• [PROVIDED RECORDS]
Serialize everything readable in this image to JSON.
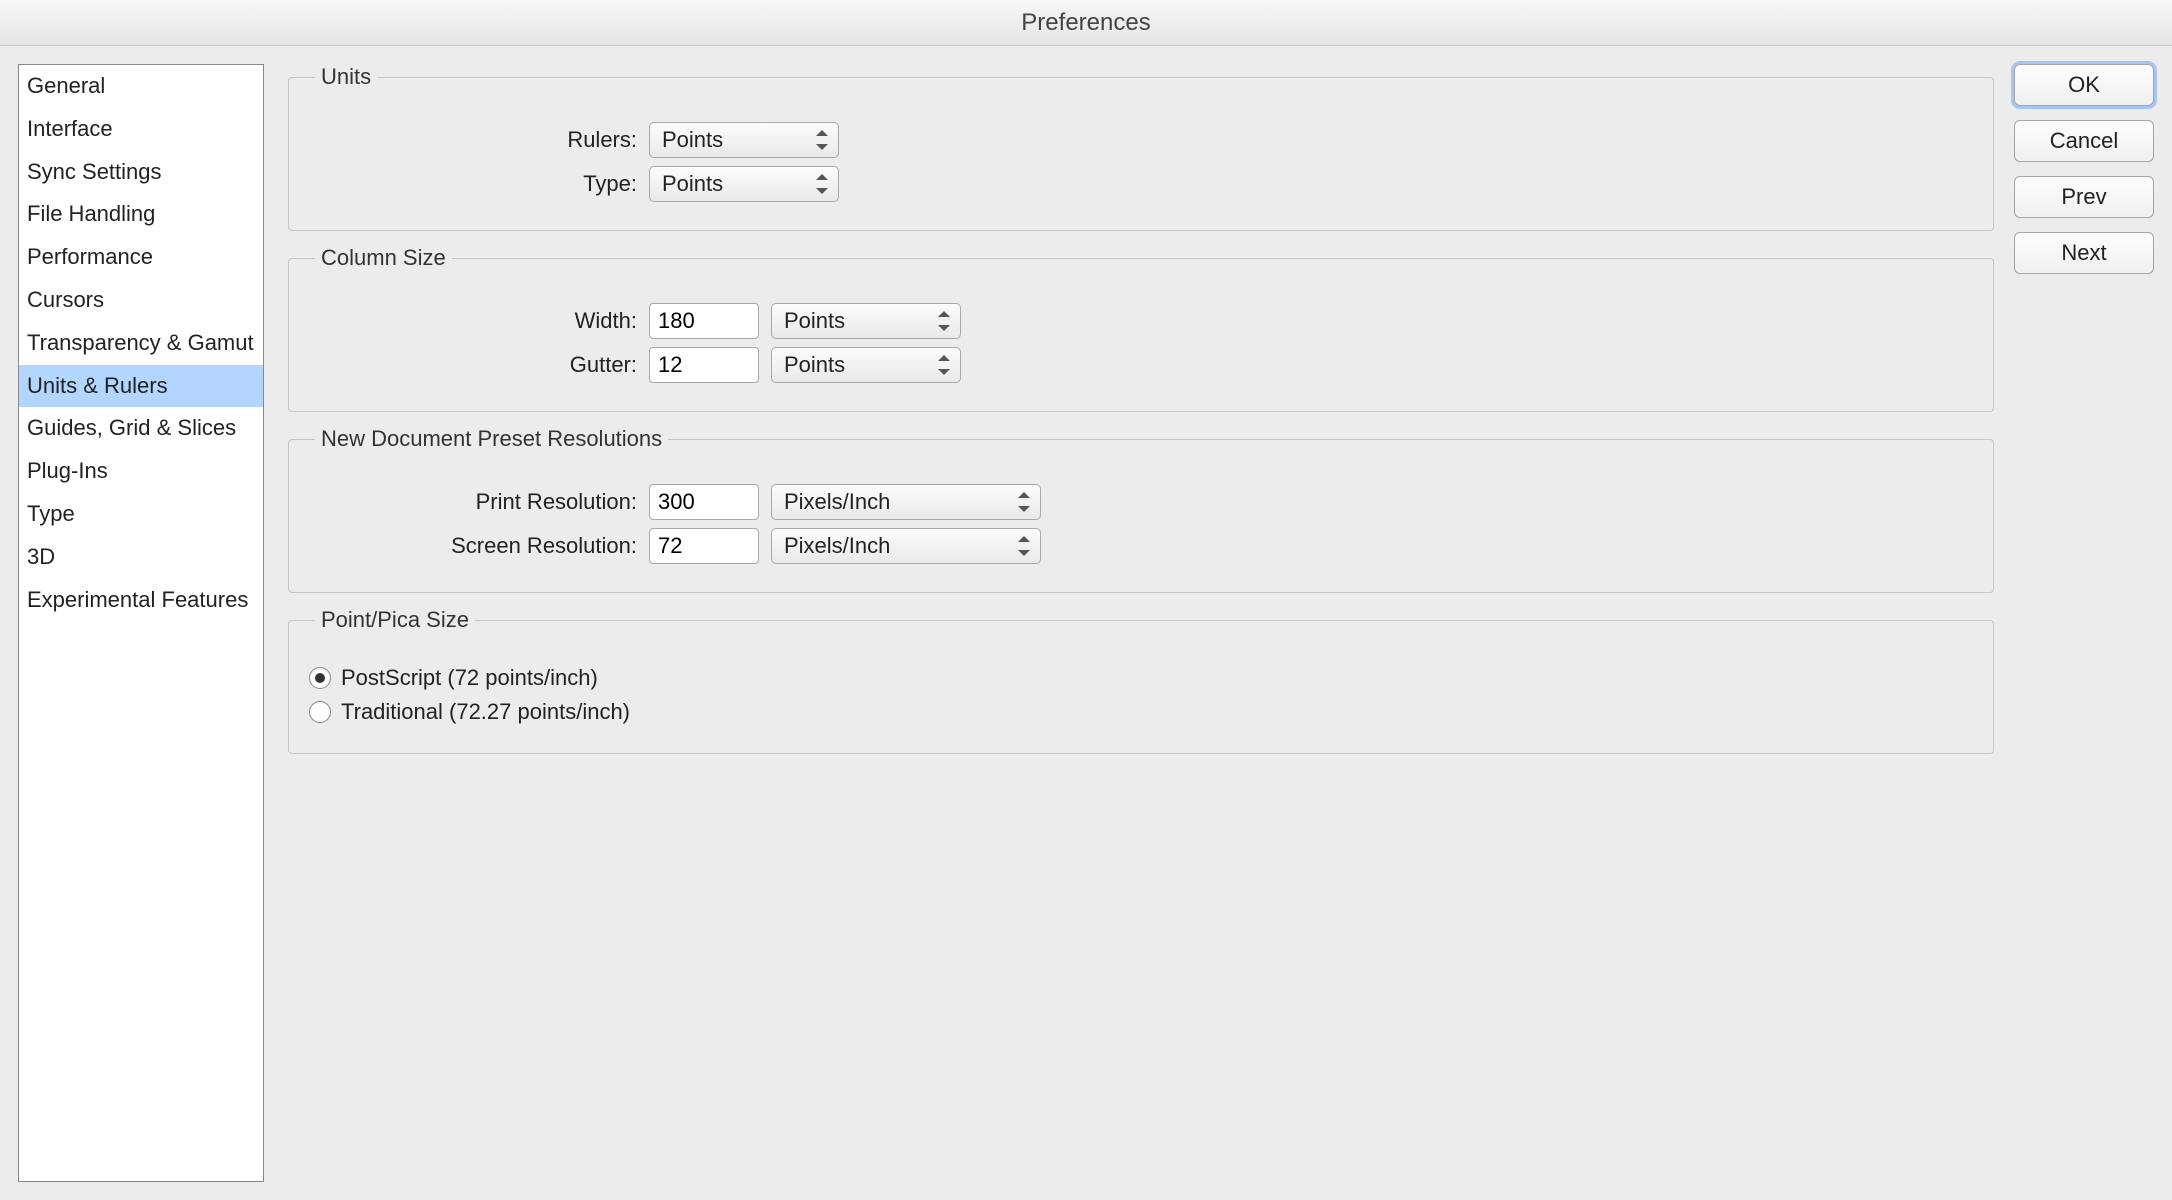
{
  "window": {
    "title": "Preferences"
  },
  "sidebar": {
    "items": [
      {
        "label": "General"
      },
      {
        "label": "Interface"
      },
      {
        "label": "Sync Settings"
      },
      {
        "label": "File Handling"
      },
      {
        "label": "Performance"
      },
      {
        "label": "Cursors"
      },
      {
        "label": "Transparency & Gamut"
      },
      {
        "label": "Units & Rulers"
      },
      {
        "label": "Guides, Grid & Slices"
      },
      {
        "label": "Plug-Ins"
      },
      {
        "label": "Type"
      },
      {
        "label": "3D"
      },
      {
        "label": "Experimental Features"
      }
    ],
    "selected_index": 7
  },
  "groups": {
    "units": {
      "legend": "Units",
      "rulers_label": "Rulers:",
      "rulers_value": "Points",
      "type_label": "Type:",
      "type_value": "Points"
    },
    "column_size": {
      "legend": "Column Size",
      "width_label": "Width:",
      "width_value": "180",
      "width_unit": "Points",
      "gutter_label": "Gutter:",
      "gutter_value": "12",
      "gutter_unit": "Points"
    },
    "resolutions": {
      "legend": "New Document Preset Resolutions",
      "print_label": "Print Resolution:",
      "print_value": "300",
      "print_unit": "Pixels/Inch",
      "screen_label": "Screen Resolution:",
      "screen_value": "72",
      "screen_unit": "Pixels/Inch"
    },
    "point_pica": {
      "legend": "Point/Pica Size",
      "postscript_label": "PostScript (72 points/inch)",
      "traditional_label": "Traditional (72.27 points/inch)",
      "selected": "postscript"
    }
  },
  "buttons": {
    "ok": "OK",
    "cancel": "Cancel",
    "prev": "Prev",
    "next": "Next"
  }
}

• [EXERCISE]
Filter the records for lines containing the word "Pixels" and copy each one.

• [WRITTEN ANSWER]
      "print_unit": "Pixels/Inch",
      "screen_unit": "Pixels/Inch"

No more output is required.